Not so. Since the fall of Communism in 1989, Antonescu's reputation has soared. Pro-government and opposition publications alike have hailed him as a patriotic hero. In 1991, the Romanian parliament stood in silence for one minute on the eve of the 45th anniversary of his execution as a war criminal. A bust dedicated to Antonescu went up last year in the southern town of Slobozia, and at least eight other towns have named streets after him. One such town, Botosani, is known to historians as the place from which Antonescu deported large numbers of Jews for extermination.


It is as if Norway were to rehabilitate Vidkun Quisling, Hitler's puppet prime minister in Oslo, or as if Italy were suddenly to declare Benito Mussolini one of this century's greatest geniuses. Come to think of it, when Mussolini was recently praised in exactly those terms by a leader of Italy's neo-fascist movement, which is represented in the new Italian government, there was an international outcry. But the reaction to Romania's rehabilitation of Antonescu has been deafening silence.


One reason, perhaps, is that the events of August 23, 1944, have a direct bearing on present-day Romanian politics. For the man who organized the coup against Antonescu and broke Romania's humiliating relationship with Nazi Germany was King Michael, who up until that day had been merely a figurehead monarch.


Now in his 70s, the king was forced by the Communists to abdicate at gunpoint in 1947. But he has not entirely given up hope of regaining his throne.


Romania's post-Communist rulers, many of whom have a career background in the political structures of the Ceausescu dictatorship, cannot abide King Michael. They scorn him as a historical relic and do their best to keep him out of the country. But if he is really so unimportant, it is hard to see why they waste so much energy attacking him.


Of course, it is precisely under these rulers that Antonescu, the man whom King Michael overthrew, has been restored to official favor. In their efforts to disguise their Communist past, Romania's rulers have portrayed Antonescu as the embodiment of a "pure" anti-Communist Romanian past.

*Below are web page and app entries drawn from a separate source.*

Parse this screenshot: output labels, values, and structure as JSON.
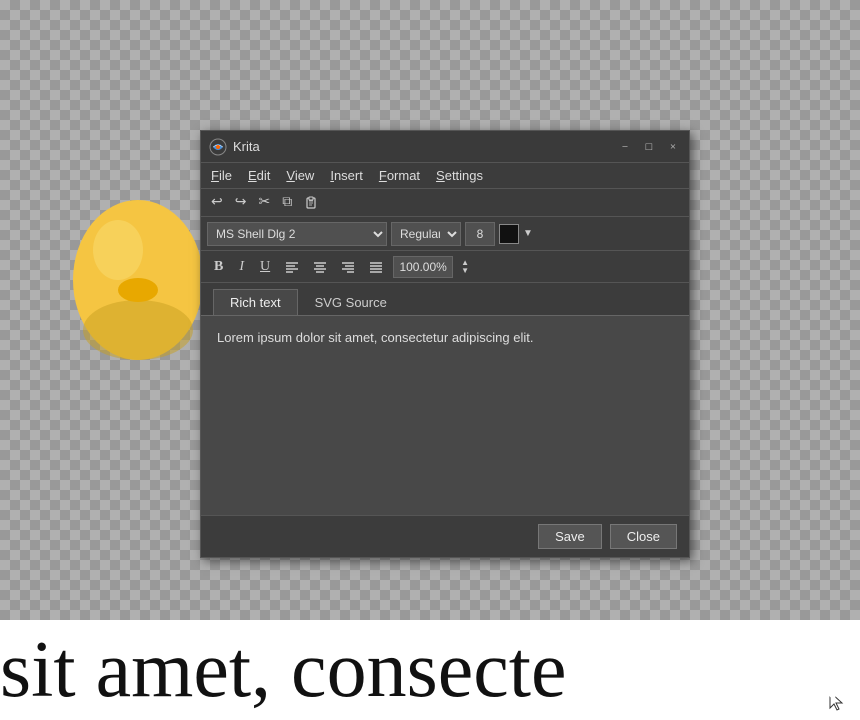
{
  "app": {
    "title": "Krita",
    "background": "#6b6b6b"
  },
  "titlebar": {
    "title": "Krita",
    "minimize_label": "−",
    "maximize_label": "□",
    "close_label": "×"
  },
  "menubar": {
    "items": [
      {
        "label": "File",
        "underline_index": 0
      },
      {
        "label": "Edit",
        "underline_index": 0
      },
      {
        "label": "View",
        "underline_index": 0
      },
      {
        "label": "Insert",
        "underline_index": 0
      },
      {
        "label": "Format",
        "underline_index": 0
      },
      {
        "label": "Settings",
        "underline_index": 0
      }
    ]
  },
  "toolbar1": {
    "undo_label": "↩",
    "redo_label": "↪",
    "cut_label": "✂",
    "copy_label": "⧉",
    "paste_label": "📋"
  },
  "toolbar2": {
    "font_name": "MS Shell Dlg 2",
    "font_style": "Regular",
    "font_size": "8",
    "color": "#111111"
  },
  "toolbar3": {
    "bold_label": "B",
    "italic_label": "I",
    "underline_label": "U",
    "align_left_label": "≡",
    "align_center_label": "≡",
    "align_right_label": "≡",
    "align_justify_label": "≡",
    "zoom_value": "100.00%"
  },
  "tabs": [
    {
      "label": "Rich text",
      "active": true
    },
    {
      "label": "SVG Source",
      "active": false
    }
  ],
  "content": {
    "text": "Lorem ipsum dolor sit amet, consectetur adipiscing elit."
  },
  "footer": {
    "save_label": "Save",
    "close_label": "Close"
  },
  "bottom_bar": {
    "text": " sit amet, consecte"
  }
}
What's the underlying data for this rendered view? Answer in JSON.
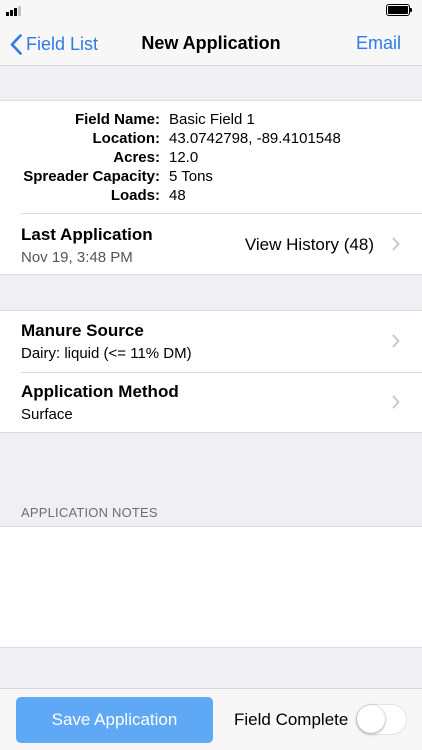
{
  "status_bar": {
    "signal_icon": "cellular-signal-icon",
    "battery_icon": "battery-icon"
  },
  "nav": {
    "back_label": "Field List",
    "back_icon": "chevron-left-icon",
    "title": "New Application",
    "right_label": "Email"
  },
  "field_info": {
    "rows": [
      {
        "label": "Field Name:",
        "value": "Basic Field 1"
      },
      {
        "label": "Location:",
        "value": "43.0742798, -89.4101548"
      },
      {
        "label": "Acres:",
        "value": "12.0"
      },
      {
        "label": "Spreader Capacity:",
        "value": "5 Tons"
      },
      {
        "label": "Loads:",
        "value": "48"
      }
    ]
  },
  "last_application": {
    "title": "Last Application",
    "date": "Nov 19, 3:48 PM",
    "history_label": "View History (48)"
  },
  "manure_source": {
    "title": "Manure Source",
    "value": "Dairy: liquid (<= 11% DM)"
  },
  "application_method": {
    "title": "Application Method",
    "value": "Surface"
  },
  "notes": {
    "header": "APPLICATION NOTES",
    "value": ""
  },
  "bottom": {
    "save_label": "Save Application",
    "toggle_label": "Field Complete",
    "toggle_on": false
  },
  "colors": {
    "accent": "#2f7ae5",
    "button": "#5ea8f6",
    "background": "#efeff4"
  }
}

Thus the paradox arises that Romania's neo-Communist authorities are the most vigorous defenders of a man who was executed by the Communists.


In fact, Antonescu's rehabilitation was slowly taking shape even before Ceausescu's fall in December 1989. It is noteworthy that Ceausescu called himself the "conductor," the same term Antonescu used in the 1940s. Ceausescu, seeking to present himself as a hero who would resist Moscow's bullying, found it useful to highlight Antonescu's record as an anti-Soviet patriot in the same mold.


In the end, though, the effect is equally unwholesome. Romanians are being taught to revere a man who dishonored his country and was guilty of appalling treatment of Romanian Jews. Europe should mark down Antonescu's rehabilitation as a bad sign for Romania's fragile democracy.